"Day after day, night after night, I sat beside him, as he made one gutsy decision after another – to stop the slide and reverse it," he said about the economy.
"Four years ago, when my mom was still with us, sitting in the stadium in Denver, I quoted one of her favorite expressions. She used to say, 'Joey, bravery resides in every heart, and the time will come, when it must be summoned.' Ladies and gentlemen, I'm here to tell you, bravery resides in the heart of Barack Obama. And time and time again, I witnessed him summon it."
"Gov. Romney believes that kids – the kids we call DREAMers, those immigrant children who were brought to America at a very young age through no fault of their own – he thinks they're a drag on America.
"President Obama believes that even though these DREAMERs – these kids – didn't choose to come to America, they've chosen to do right by America and we should do right by them."
On the fair pay issue that the Democrats have made a big part of their convention, he said, "Gov. Romney looks at the notion of equal pay for equal work in terms of a company's bottom line.

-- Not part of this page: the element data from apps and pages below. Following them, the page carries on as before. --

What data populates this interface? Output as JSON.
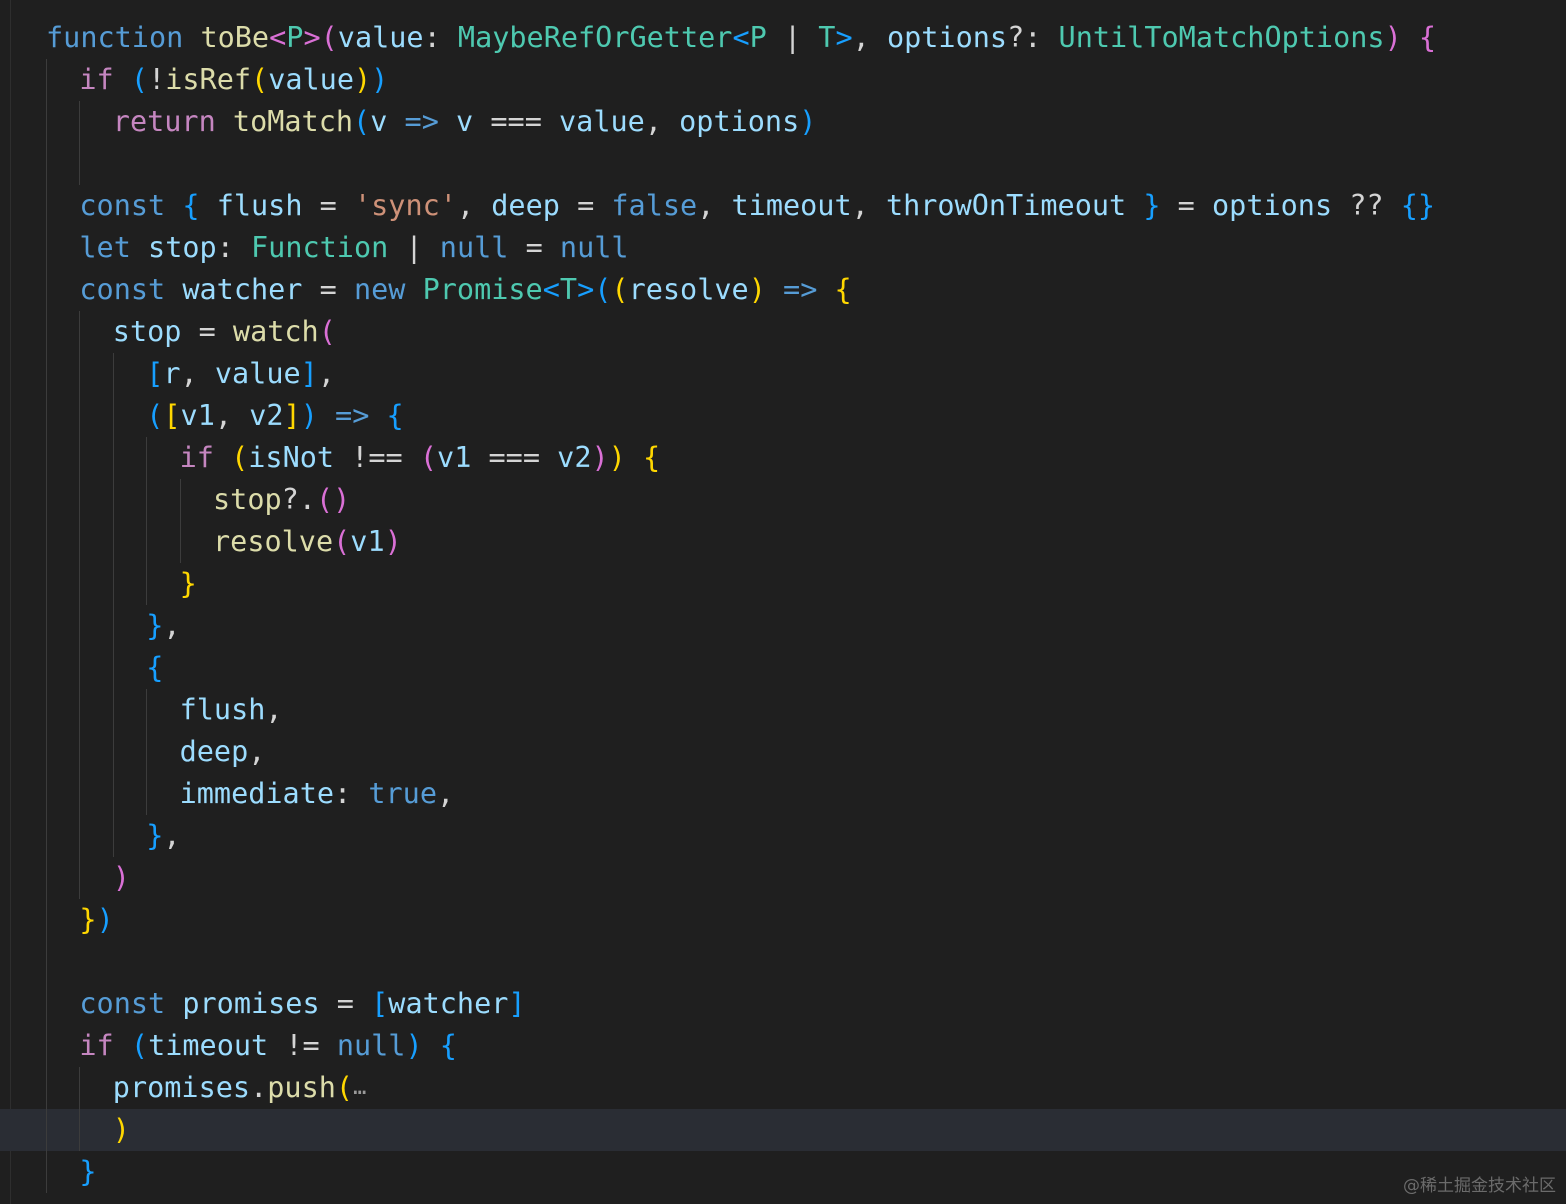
{
  "editor": {
    "highlighted_line": 26,
    "colors": {
      "background": "#1f1f1f",
      "keyword_storage": "#569cd6",
      "keyword_control": "#c586c0",
      "function": "#dcdcaa",
      "variable": "#9cdcfe",
      "type": "#4ec9b0",
      "string": "#ce9178",
      "plain": "#d4d4d4",
      "bracket_gold": "#ffd700",
      "bracket_pink": "#da70d6",
      "bracket_blue": "#179fff",
      "current_line": "#2a2d34",
      "indent_guide": "#3c3c3c"
    },
    "lines": [
      {
        "indent": 0,
        "tokens": [
          [
            "function",
            "storage"
          ],
          [
            " ",
            "plain"
          ],
          [
            "toBe",
            "func"
          ],
          [
            "<",
            "bpink"
          ],
          [
            "P",
            "type"
          ],
          [
            ">",
            "bpink"
          ],
          [
            "(",
            "bpink"
          ],
          [
            "value",
            "var"
          ],
          [
            ": ",
            "plain"
          ],
          [
            "MaybeRefOrGetter",
            "type"
          ],
          [
            "<",
            "bblue"
          ],
          [
            "P",
            "type"
          ],
          [
            " | ",
            "plain"
          ],
          [
            "T",
            "type"
          ],
          [
            ">",
            "bblue"
          ],
          [
            ", ",
            "plain"
          ],
          [
            "options",
            "var"
          ],
          [
            "?: ",
            "plain"
          ],
          [
            "UntilToMatchOptions",
            "type"
          ],
          [
            ")",
            "bpink"
          ],
          [
            " ",
            "plain"
          ],
          [
            "{",
            "bpink"
          ]
        ]
      },
      {
        "indent": 1,
        "tokens": [
          [
            "if",
            "control"
          ],
          [
            " ",
            "plain"
          ],
          [
            "(",
            "bblue"
          ],
          [
            "!",
            "plain"
          ],
          [
            "isRef",
            "func"
          ],
          [
            "(",
            "bgold"
          ],
          [
            "value",
            "var"
          ],
          [
            ")",
            "bgold"
          ],
          [
            ")",
            "bblue"
          ]
        ]
      },
      {
        "indent": 2,
        "tokens": [
          [
            "return",
            "control"
          ],
          [
            " ",
            "plain"
          ],
          [
            "toMatch",
            "func"
          ],
          [
            "(",
            "bblue"
          ],
          [
            "v",
            "var"
          ],
          [
            " ",
            "plain"
          ],
          [
            "=>",
            "storage"
          ],
          [
            " ",
            "plain"
          ],
          [
            "v",
            "var"
          ],
          [
            " === ",
            "plain"
          ],
          [
            "value",
            "var"
          ],
          [
            ", ",
            "plain"
          ],
          [
            "options",
            "var"
          ],
          [
            ")",
            "bblue"
          ]
        ]
      },
      {
        "indent": 2,
        "tokens": []
      },
      {
        "indent": 1,
        "tokens": [
          [
            "const",
            "storage"
          ],
          [
            " ",
            "plain"
          ],
          [
            "{",
            "bblue"
          ],
          [
            " ",
            "plain"
          ],
          [
            "flush",
            "var"
          ],
          [
            " = ",
            "plain"
          ],
          [
            "'sync'",
            "string"
          ],
          [
            ", ",
            "plain"
          ],
          [
            "deep",
            "var"
          ],
          [
            " = ",
            "plain"
          ],
          [
            "false",
            "storage"
          ],
          [
            ", ",
            "plain"
          ],
          [
            "timeout",
            "var"
          ],
          [
            ", ",
            "plain"
          ],
          [
            "throwOnTimeout",
            "var"
          ],
          [
            " ",
            "plain"
          ],
          [
            "}",
            "bblue"
          ],
          [
            " = ",
            "plain"
          ],
          [
            "options",
            "var"
          ],
          [
            " ?? ",
            "plain"
          ],
          [
            "{}",
            "bblue"
          ]
        ]
      },
      {
        "indent": 1,
        "tokens": [
          [
            "let",
            "storage"
          ],
          [
            " ",
            "plain"
          ],
          [
            "stop",
            "var"
          ],
          [
            ": ",
            "plain"
          ],
          [
            "Function",
            "type"
          ],
          [
            " | ",
            "plain"
          ],
          [
            "null",
            "storage"
          ],
          [
            " = ",
            "plain"
          ],
          [
            "null",
            "storage"
          ]
        ]
      },
      {
        "indent": 1,
        "tokens": [
          [
            "const",
            "storage"
          ],
          [
            " ",
            "plain"
          ],
          [
            "watcher",
            "var"
          ],
          [
            " = ",
            "plain"
          ],
          [
            "new",
            "storage"
          ],
          [
            " ",
            "plain"
          ],
          [
            "Promise",
            "type"
          ],
          [
            "<",
            "bblue"
          ],
          [
            "T",
            "type"
          ],
          [
            ">",
            "bblue"
          ],
          [
            "(",
            "bblue"
          ],
          [
            "(",
            "bgold"
          ],
          [
            "resolve",
            "var"
          ],
          [
            ")",
            "bgold"
          ],
          [
            " ",
            "plain"
          ],
          [
            "=>",
            "storage"
          ],
          [
            " ",
            "plain"
          ],
          [
            "{",
            "bgold"
          ]
        ]
      },
      {
        "indent": 2,
        "tokens": [
          [
            "stop",
            "var"
          ],
          [
            " = ",
            "plain"
          ],
          [
            "watch",
            "func"
          ],
          [
            "(",
            "bpink"
          ]
        ]
      },
      {
        "indent": 3,
        "tokens": [
          [
            "[",
            "bblue"
          ],
          [
            "r",
            "var"
          ],
          [
            ", ",
            "plain"
          ],
          [
            "value",
            "var"
          ],
          [
            "]",
            "bblue"
          ],
          [
            ",",
            "plain"
          ]
        ]
      },
      {
        "indent": 3,
        "tokens": [
          [
            "(",
            "bblue"
          ],
          [
            "[",
            "bgold"
          ],
          [
            "v1",
            "var"
          ],
          [
            ", ",
            "plain"
          ],
          [
            "v2",
            "var"
          ],
          [
            "]",
            "bgold"
          ],
          [
            ")",
            "bblue"
          ],
          [
            " ",
            "plain"
          ],
          [
            "=>",
            "storage"
          ],
          [
            " ",
            "plain"
          ],
          [
            "{",
            "bblue"
          ]
        ]
      },
      {
        "indent": 4,
        "tokens": [
          [
            "if",
            "control"
          ],
          [
            " ",
            "plain"
          ],
          [
            "(",
            "bgold"
          ],
          [
            "isNot",
            "var"
          ],
          [
            " !== ",
            "plain"
          ],
          [
            "(",
            "bpink"
          ],
          [
            "v1",
            "var"
          ],
          [
            " === ",
            "plain"
          ],
          [
            "v2",
            "var"
          ],
          [
            ")",
            "bpink"
          ],
          [
            ")",
            "bgold"
          ],
          [
            " ",
            "plain"
          ],
          [
            "{",
            "bgold"
          ]
        ]
      },
      {
        "indent": 5,
        "tokens": [
          [
            "stop",
            "func"
          ],
          [
            "?.",
            "plain"
          ],
          [
            "()",
            "bpink"
          ]
        ]
      },
      {
        "indent": 5,
        "tokens": [
          [
            "resolve",
            "func"
          ],
          [
            "(",
            "bpink"
          ],
          [
            "v1",
            "var"
          ],
          [
            ")",
            "bpink"
          ]
        ]
      },
      {
        "indent": 4,
        "tokens": [
          [
            "}",
            "bgold"
          ]
        ]
      },
      {
        "indent": 3,
        "tokens": [
          [
            "}",
            "bblue"
          ],
          [
            ",",
            "plain"
          ]
        ]
      },
      {
        "indent": 3,
        "tokens": [
          [
            "{",
            "bblue"
          ]
        ]
      },
      {
        "indent": 4,
        "tokens": [
          [
            "flush",
            "var"
          ],
          [
            ",",
            "plain"
          ]
        ]
      },
      {
        "indent": 4,
        "tokens": [
          [
            "deep",
            "var"
          ],
          [
            ",",
            "plain"
          ]
        ]
      },
      {
        "indent": 4,
        "tokens": [
          [
            "immediate",
            "var"
          ],
          [
            ": ",
            "plain"
          ],
          [
            "true",
            "storage"
          ],
          [
            ",",
            "plain"
          ]
        ]
      },
      {
        "indent": 3,
        "tokens": [
          [
            "}",
            "bblue"
          ],
          [
            ",",
            "plain"
          ]
        ]
      },
      {
        "indent": 2,
        "tokens": [
          [
            ")",
            "bpink"
          ]
        ]
      },
      {
        "indent": 1,
        "tokens": [
          [
            "}",
            "bgold"
          ],
          [
            ")",
            "bblue"
          ]
        ]
      },
      {
        "indent": 1,
        "tokens": []
      },
      {
        "indent": 1,
        "tokens": [
          [
            "const",
            "storage"
          ],
          [
            " ",
            "plain"
          ],
          [
            "promises",
            "var"
          ],
          [
            " = ",
            "plain"
          ],
          [
            "[watcher]",
            "bblue_text"
          ]
        ]
      },
      {
        "indent": 1,
        "tokens": [
          [
            "if",
            "control"
          ],
          [
            " ",
            "plain"
          ],
          [
            "(",
            "bblue"
          ],
          [
            "timeout",
            "var"
          ],
          [
            " != ",
            "plain"
          ],
          [
            "null",
            "storage"
          ],
          [
            ")",
            "bblue"
          ],
          [
            " ",
            "plain"
          ],
          [
            "{",
            "bblue"
          ]
        ]
      },
      {
        "indent": 2,
        "tokens": [
          [
            "promises",
            "var"
          ],
          [
            ".",
            "plain"
          ],
          [
            "push",
            "func"
          ],
          [
            "(",
            "bgold"
          ],
          [
            "…",
            "fold"
          ]
        ]
      },
      {
        "indent": 2,
        "tokens": [
          [
            ")",
            "bgold"
          ]
        ]
      },
      {
        "indent": 1,
        "tokens": [
          [
            "}",
            "bblue"
          ]
        ]
      }
    ]
  },
  "watermark": "@稀土掘金技术社区"
}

President Obama knows that making sure our daughters are paid the same as our sons for the same job must be every father's bottom line."
Biden also said he supported keeping America "pro-choice," an opinion which stands in stark opposition to our Catholic faith. Catholics believe that all life is sacred, from conception to natural death, and that we all must work to end abortion.
Biden also made a slight reference in support of a new party plank for Democrats – same-sex "marriage – which is in opposition to Church teaching.
Joining a list of Catholic officials who spoke at the convention or had responsibilities, the DNC also heard from:
• U.S. Sen. John Kerry, 2004 presidential candidate, who gave a speech heavy on foreign policy. Sometimes considered stiff, he did deliver a line that got a lot of applause: "Ask Osama bin Laden if he's better off now than he was four years ago."
• Los Angeles Mayor Antonio Villaraigosa, chair of the convention, thanked Charlotte for hosting the event.
• U.S. House Minority Leader Nancy Pelosi, a San Francisco congresswoman, got a third opportunity to speak at the convention Thursday night. She delivered the California delegation's vote in the roll call.
• Cardinal Timothy Dolan, head of the U.S. Conference of Catholic Bishops, delivered the closing prayer.
— Stephen Guilfoyle, correspondent